Faculty Award for Research Enterprise
The award celebrates successful, enduring partnerships with industry, government and other organisation. This award is for researchers who have achieved, or are achieving, excellence in innovation and enterprise.
2022 Bernard Flynn
Sphingolipids which are an extremely diverse set of lipid molecules (est. > 10,000 species) with important roles in cell membrane dynamics, trafficking of other biomolecules (endosomes and exosomes), cell-signaling and epigenetic modulation. Dysregulation of sphingolipid biosynthesis and signaling underpins pathophysiological events in many diseases: cancer; autoimmune disease; inflammation; neurodegeneration; infection; and cardiometabolic disease. Over the last 12 years A/Prof Bernie Flynn’s group has been undertaking chemical-biology studies of sphingolipid pathways. They use in-house designed small molecules to intercept sphingolipid biosynthesis and signaling. These efforts have helped gain a better understanding of the role of specific sphingolipids in disease and generated new drug leads to intercept them.
In 2021 Bernie founded Ankere Therapeutics with his long-term collaborator Prof Stuart Pitson (UniSA). Ankere is further advancing a new approach developed by Bernie’s group for targeting a key sphingolipid enzyme through induced degradation.
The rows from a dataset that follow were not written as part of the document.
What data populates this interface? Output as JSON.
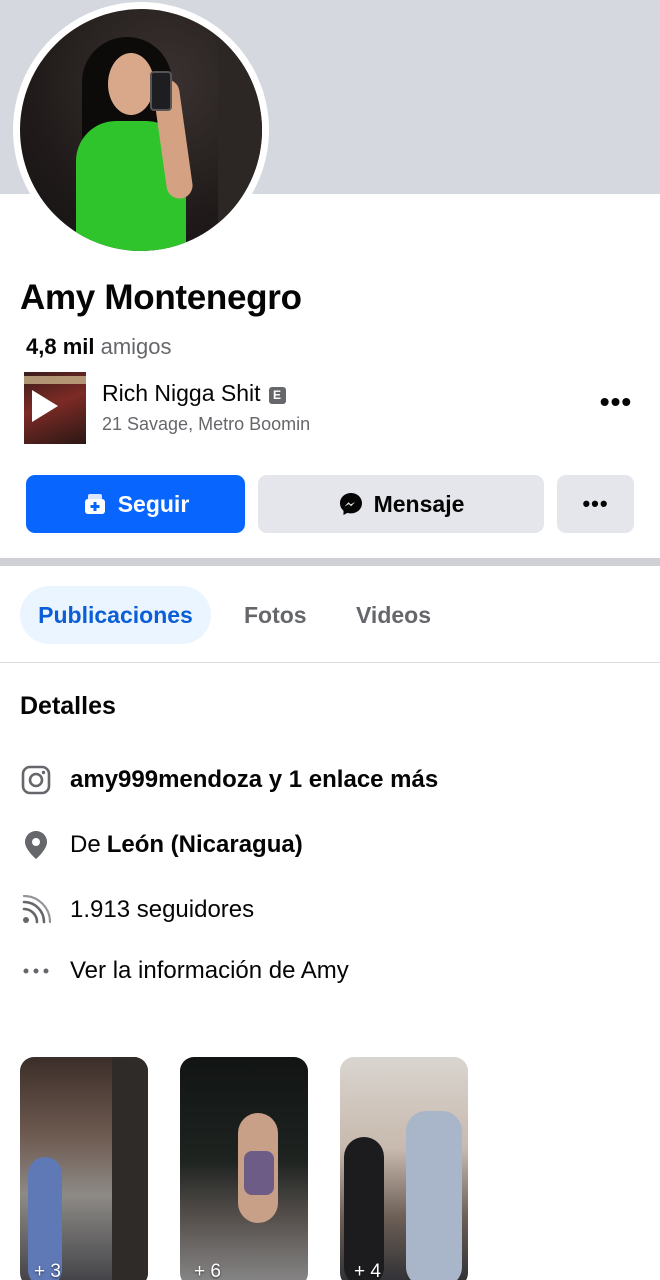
{
  "profile": {
    "name": "Amy Montenegro",
    "friends_count": "4,8 mil",
    "friends_label": "amigos"
  },
  "song": {
    "title": "Rich Nigga Shit",
    "explicit_badge": "E",
    "artists": "21 Savage, Metro Boomin",
    "more_label": "•••"
  },
  "actions": {
    "follow_label": "Seguir",
    "message_label": "Mensaje",
    "more_label": "•••"
  },
  "tabs": [
    {
      "label": "Publicaciones",
      "active": true
    },
    {
      "label": "Fotos",
      "active": false
    },
    {
      "label": "Videos",
      "active": false
    }
  ],
  "details": {
    "title": "Detalles",
    "instagram": "amy999mendoza y 1 enlace más",
    "location_prefix": "De",
    "location": "León (Nicaragua)",
    "followers": "1.913 seguidores",
    "more_info": "Ver la información de Amy"
  },
  "photos": [
    {
      "count": "+ 3"
    },
    {
      "count": "+ 6"
    },
    {
      "count": "+ 4"
    }
  ],
  "colors": {
    "accent": "#0866ff",
    "tab_active_bg": "#ebf5ff",
    "secondary_button": "#e4e6eb",
    "muted_text": "#65676b"
  }
}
The associated drug leads (protein-degraders) are being explored as new therapies for respiratory diseases.
2021 Jonathan Baell
Jonathan discovers new medicines for treating diseases with unmet medical needs with a particular focus on cancer and infectious diseases. His track record is hallmarked by high quality research outcomes in a variety of different areas, as exemplified by a broad and diverse suite of personally driven but widely collaborative patents integrated with subsequent high-quality publications.
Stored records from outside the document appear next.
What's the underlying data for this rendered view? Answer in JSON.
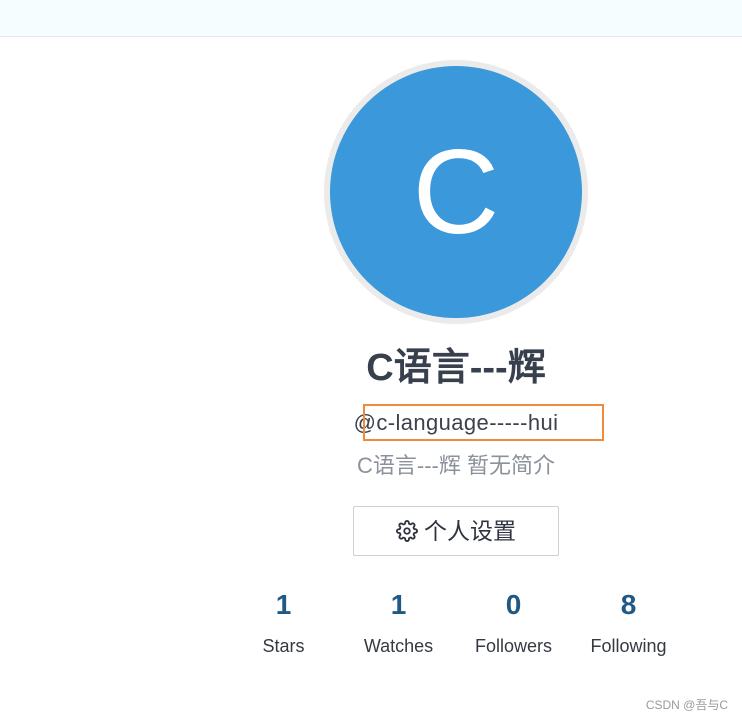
{
  "profile": {
    "avatar": {
      "letter": "C",
      "background": "#3a98db"
    },
    "display_name": "C语言---辉",
    "username": "@c-language-----hui",
    "bio": "C语言---辉 暂无简介",
    "settings_button": {
      "icon": "gear-icon",
      "label": "个人设置"
    }
  },
  "stats": [
    {
      "value": "1",
      "label": "Stars"
    },
    {
      "value": "1",
      "label": "Watches"
    },
    {
      "value": "0",
      "label": "Followers"
    },
    {
      "value": "8",
      "label": "Following"
    }
  ],
  "watermark": "CSDN @吾与C",
  "colors": {
    "accent": "#3a98db",
    "stat_value": "#205a84",
    "highlight": "#ef8b3c",
    "text_muted": "#8b919b"
  }
}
With more than 70 granted patents, throughout his career Jonathan has been a driving force in facilitating commercial outcomes from academic research. At any given time, he incubates a variety of enterprising projects to maximise the chances of multiple translational outputs. He is Director of the Australian Translational Medicinal Chemistry Facility (ATMCF), located at MIPS and works with researchers nationwide in order to translate biomedical research outcomes. The Facility has secured over $7M in funding to enable the de-risking of projects through medicinal chemistry optimisation. In addition to the enterprise embodied in the ATMCF, Jonathan’s own patented KAT6A anticancer drug candidates have catalysed a global focus by Pharma on KATs as druggable targets. This innovative KAT6A work also has underpinned several awards, including Australia’s highest medicinal chemistry award, the Adrien Albert Award for Sustained Excellence in Medicinal Chemistry (2018), the Monash University Research Award for the Faculty of Pharmacy and Pharmacology (2019), the Scientific Achievement Award in Drug Discovery and Development (2020), awarded by the American Society for Pharmacology and Experimental Therapeutics, and in 2021 The Australian Academy of Technology and Engineering (ATSE) Clunies Ross Award for Knowledge Commercialisation.
2020 Michelle McIntosh
Michelle McIntosh is the Director of the Medicines Manufacturing Innovation Centre located at MIPS which is supporting Victorian pharmaceutical and allied industries, formulates and develops new products, and is providing a platform for workforce development through undergraduate placements and internships.
The Partnership between the Victorian Government and MIPS was announced in 2016, supports 42 companies and has 56% return customers. The Centre has received over $8M in funding and employs 15 staff and facilitates 45 student placements. The Centre has been awarded the AusBiotech and Johnson & Johnson Industry Excellence Award 2020: Medicines Manufacturing Innovation Centre COVID-19 Life Science Collaboration Industry Excellence Award.
2019 Bernard Flynn
Bernard Flynn has developed a new research program in the area of Chemical Biology. A focus of his Chemical Biology studies is in the design of a biased library of non-lipid sphingolipid mimetics (NLSMs) to probe sphingolipid biosynthesis and signalling.
Bernie’s group have been the first to identify that a specific enzyme in the sphingolipid biosynthesis pathway that can be targeted for therapeutic benefit in fibrotic disease. They have also developed the first low nanomolar inhibitors of this target.
To further the translational impact of this research, Bernie led a commercialisation effort culminating in the start-up company Cincera Therapeutics. Cincera has been founded to develop a first-in-class sphingolipid-targeting antifibrotic for clinical development. Stuart Pitson (UniSA) has been a collaborator of Bernie’s over the last 7 years and Cincera is a joint venture between Monash and UniSA (Monash 85%; UniSA 15% equity). In an investment deal with the Medical Research Commercialisation Fund (MRCF) Cincera has secured $7.0M for lead optimisation and preclinical development of its new therapy.